London: Britain's economic growth in the next two years will be weaker than previously thought, held back by a global slowdown and domestic austerity measures, the British Chambers of Commerce (BCC) said.
The BCC revised down its gross domestic product (GDP) growth forecasts for 2013 and 2014 to 1.0 and 1.8 per cent respectively from 1.2 and 2.2 per cent, also citing weak household consumption.
Economists polled last month predicted similar rates of growth and the BCC report will provide gloomy reading for finance minister George Osborne the day before he presents a half-yearly budget statement to parliament.
"We expect quarterly growth to increase gradually over the next two years, but we have to accept that it will remain modest and below trend for some time," said BCC chief Economist David Kern. "Although there will be a slow improvement over the medium term, GDP will only return to its pre-recession levels at the end of 2014."
After two recessions in four years, Britain bounced back to growth in the last quarter, helped by extra working days and London's hosting of the Olympic Games. But analysts reckon the economy will expand by a far lower 0.1 per cent in the current quarter and will barely pick up in the year ahead.

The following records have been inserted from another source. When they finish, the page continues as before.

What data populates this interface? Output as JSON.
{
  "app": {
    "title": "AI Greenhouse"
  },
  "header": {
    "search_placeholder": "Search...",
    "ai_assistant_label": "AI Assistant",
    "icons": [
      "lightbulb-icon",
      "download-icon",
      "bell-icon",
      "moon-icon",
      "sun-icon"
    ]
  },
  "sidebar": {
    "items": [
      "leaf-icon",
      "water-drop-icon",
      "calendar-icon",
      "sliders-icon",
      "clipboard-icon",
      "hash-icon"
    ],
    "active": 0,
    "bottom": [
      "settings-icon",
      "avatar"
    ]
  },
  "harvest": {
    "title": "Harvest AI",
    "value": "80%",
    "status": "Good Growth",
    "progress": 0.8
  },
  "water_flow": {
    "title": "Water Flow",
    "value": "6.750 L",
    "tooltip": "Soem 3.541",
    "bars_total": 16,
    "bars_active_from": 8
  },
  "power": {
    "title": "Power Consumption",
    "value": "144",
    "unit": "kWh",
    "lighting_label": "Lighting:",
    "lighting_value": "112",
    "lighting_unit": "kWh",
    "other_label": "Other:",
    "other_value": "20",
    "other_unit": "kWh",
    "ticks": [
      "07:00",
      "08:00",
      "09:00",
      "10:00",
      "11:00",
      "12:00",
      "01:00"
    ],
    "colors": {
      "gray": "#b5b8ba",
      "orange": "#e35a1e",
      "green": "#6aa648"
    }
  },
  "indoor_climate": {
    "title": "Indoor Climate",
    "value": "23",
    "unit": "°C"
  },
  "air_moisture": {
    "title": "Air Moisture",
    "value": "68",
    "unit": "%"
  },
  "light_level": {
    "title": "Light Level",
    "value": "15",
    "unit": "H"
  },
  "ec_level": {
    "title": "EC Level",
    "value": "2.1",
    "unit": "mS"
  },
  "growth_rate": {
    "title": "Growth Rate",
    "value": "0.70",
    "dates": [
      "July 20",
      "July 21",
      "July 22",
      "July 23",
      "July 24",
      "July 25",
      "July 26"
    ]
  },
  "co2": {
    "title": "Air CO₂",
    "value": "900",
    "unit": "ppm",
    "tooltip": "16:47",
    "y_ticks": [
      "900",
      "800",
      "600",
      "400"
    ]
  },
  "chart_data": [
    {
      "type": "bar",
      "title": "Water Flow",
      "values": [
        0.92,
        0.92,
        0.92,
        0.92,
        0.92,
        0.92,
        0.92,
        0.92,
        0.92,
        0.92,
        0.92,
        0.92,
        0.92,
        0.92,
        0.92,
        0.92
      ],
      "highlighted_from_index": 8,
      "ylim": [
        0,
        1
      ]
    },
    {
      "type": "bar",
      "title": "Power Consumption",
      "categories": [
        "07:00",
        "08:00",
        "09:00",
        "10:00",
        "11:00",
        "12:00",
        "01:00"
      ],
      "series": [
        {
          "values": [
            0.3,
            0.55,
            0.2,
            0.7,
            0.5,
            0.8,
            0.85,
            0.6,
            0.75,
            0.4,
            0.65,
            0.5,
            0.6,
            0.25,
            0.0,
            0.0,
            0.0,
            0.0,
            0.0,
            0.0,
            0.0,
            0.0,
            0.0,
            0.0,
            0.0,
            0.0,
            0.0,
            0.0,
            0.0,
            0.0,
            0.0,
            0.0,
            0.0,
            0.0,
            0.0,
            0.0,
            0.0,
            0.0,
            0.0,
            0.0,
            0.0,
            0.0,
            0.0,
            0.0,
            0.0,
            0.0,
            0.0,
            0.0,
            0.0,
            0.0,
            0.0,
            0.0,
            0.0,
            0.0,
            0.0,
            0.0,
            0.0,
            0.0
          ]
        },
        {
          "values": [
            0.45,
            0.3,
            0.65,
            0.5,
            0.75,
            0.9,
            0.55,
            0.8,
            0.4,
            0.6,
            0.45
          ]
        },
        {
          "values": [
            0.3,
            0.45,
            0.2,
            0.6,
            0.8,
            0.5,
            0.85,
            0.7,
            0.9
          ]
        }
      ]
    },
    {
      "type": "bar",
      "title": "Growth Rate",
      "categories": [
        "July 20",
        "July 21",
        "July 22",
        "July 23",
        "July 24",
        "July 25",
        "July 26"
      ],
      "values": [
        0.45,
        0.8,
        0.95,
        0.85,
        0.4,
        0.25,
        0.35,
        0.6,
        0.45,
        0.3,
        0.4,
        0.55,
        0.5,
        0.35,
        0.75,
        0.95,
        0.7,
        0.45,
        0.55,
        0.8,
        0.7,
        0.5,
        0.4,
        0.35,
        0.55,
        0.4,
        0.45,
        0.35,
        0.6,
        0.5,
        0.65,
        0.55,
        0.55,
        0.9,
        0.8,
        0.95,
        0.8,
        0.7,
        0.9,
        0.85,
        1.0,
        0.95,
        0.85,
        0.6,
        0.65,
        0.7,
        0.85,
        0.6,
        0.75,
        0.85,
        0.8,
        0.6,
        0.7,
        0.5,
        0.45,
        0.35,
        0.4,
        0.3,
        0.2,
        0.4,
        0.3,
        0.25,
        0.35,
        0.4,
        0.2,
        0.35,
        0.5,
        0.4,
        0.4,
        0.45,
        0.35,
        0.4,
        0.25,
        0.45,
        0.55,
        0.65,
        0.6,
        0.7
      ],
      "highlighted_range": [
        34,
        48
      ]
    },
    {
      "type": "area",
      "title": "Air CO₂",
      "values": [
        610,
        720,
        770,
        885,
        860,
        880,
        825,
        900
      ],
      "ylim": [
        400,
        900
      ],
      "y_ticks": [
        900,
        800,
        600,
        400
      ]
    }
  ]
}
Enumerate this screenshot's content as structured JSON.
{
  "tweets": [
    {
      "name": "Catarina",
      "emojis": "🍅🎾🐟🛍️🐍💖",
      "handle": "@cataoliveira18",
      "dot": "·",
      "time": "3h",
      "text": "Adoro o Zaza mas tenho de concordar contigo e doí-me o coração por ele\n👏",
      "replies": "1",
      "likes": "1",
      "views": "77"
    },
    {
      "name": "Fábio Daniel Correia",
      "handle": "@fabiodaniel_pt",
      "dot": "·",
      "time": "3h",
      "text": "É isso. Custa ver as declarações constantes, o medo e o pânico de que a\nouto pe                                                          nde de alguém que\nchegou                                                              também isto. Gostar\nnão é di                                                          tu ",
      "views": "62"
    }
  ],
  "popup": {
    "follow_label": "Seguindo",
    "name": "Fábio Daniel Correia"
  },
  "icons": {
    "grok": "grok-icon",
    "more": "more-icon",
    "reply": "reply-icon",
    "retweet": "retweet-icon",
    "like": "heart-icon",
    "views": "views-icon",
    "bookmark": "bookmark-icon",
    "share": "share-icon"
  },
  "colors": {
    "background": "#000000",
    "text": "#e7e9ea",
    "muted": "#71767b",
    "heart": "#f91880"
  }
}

The recovery has been hampered by a protracted debt crisis in the eurozone, Britain's main trading partner, as well as by the government's debt-cutting plans.
Osborne said on Sunday that it was taking longer than hoped to deal with Britain's debts, but insisted he would stick with the programme when he delivers what is known as the Autumn Statement roday. However, the BCC said the government also needed to support growth, job creation, exports, investment, and business confidence.
"The fact remains that growth is still too weak. We are calling for decisive action in the Autumn Statement. Business wants a hybrid strategy that delivers both deficit reduction and (economic) growth," said John Longworth, BCC director general.
Public sector net borrowing in the 2012-13 year will be £104.1 billion ($166.8b), the BCC said, around 12 billion higher than the Office for Budget Responsibility, an independent fiscal forecasting body, predicted in March.
The trade group, representing firms employing more than one in five private-sector workers in Britain, said unemployment was likely to peak at around 8.1 per cent in the final months of next year partly due to job losses in the public sector. It also revised up its inflation forecasts.